Litter is a serious pollution issue that affects our waterways, coastline and ocean – impacting not just on wildlife and the marine environment but on human health and our economy as well. It has been estimated that around 7 million tonnes of litter enter the world’s oceans each year.*

Queensland has the highest amount of litter of all mainland states in Australia. When litter is dropped on land, rain and flood water carry it into stormwater drains which empty into our creeks, rivers, and eventually oceans.

This litter can accumulate in “gyres” – massive, slow rotating whirlpools. The largest and most studied of these gyres is the Great Pacific Garbage Patch between Hawaii and North America.


Marine wildlife ingest pollutants causing dehydration, damage to internal organs or starvation. Most plastic never biodegrades, it breaks down into smaller pieces known as micro plastics. These plastics consist of toxic chemicals which enter the food chain via marine animals and increase the potential for human health impacts. Up to 30% of turtle deaths in Moreton Bay are caused by the ingestion of litter.

Wildlife entanglement in debris can cause drowning, suffocation, strangulation, starvation and lethal wounds or physical deformities. Australian Seabird Rescue estimates that 94% of pelicans rescued suffer from fishing tackle hooking or entanglement.

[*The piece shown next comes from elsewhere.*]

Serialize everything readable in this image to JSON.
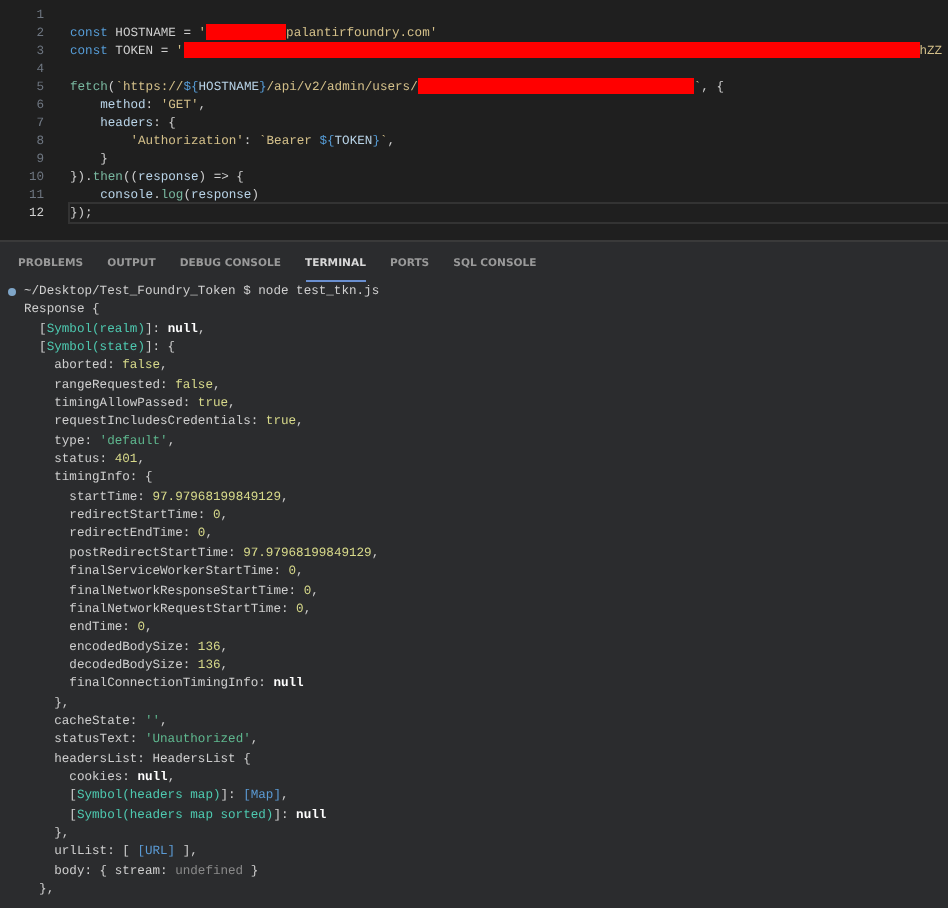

Litter impacts on our economy as well as our environment, by polluting natural areas which support on our tourism and leisure industries. Local governments spend millions of dollars each year on litter collection and illegal dumping cleanups. The impact on our fishing industry includes contaminated catches and damage to boat hulls and propellers.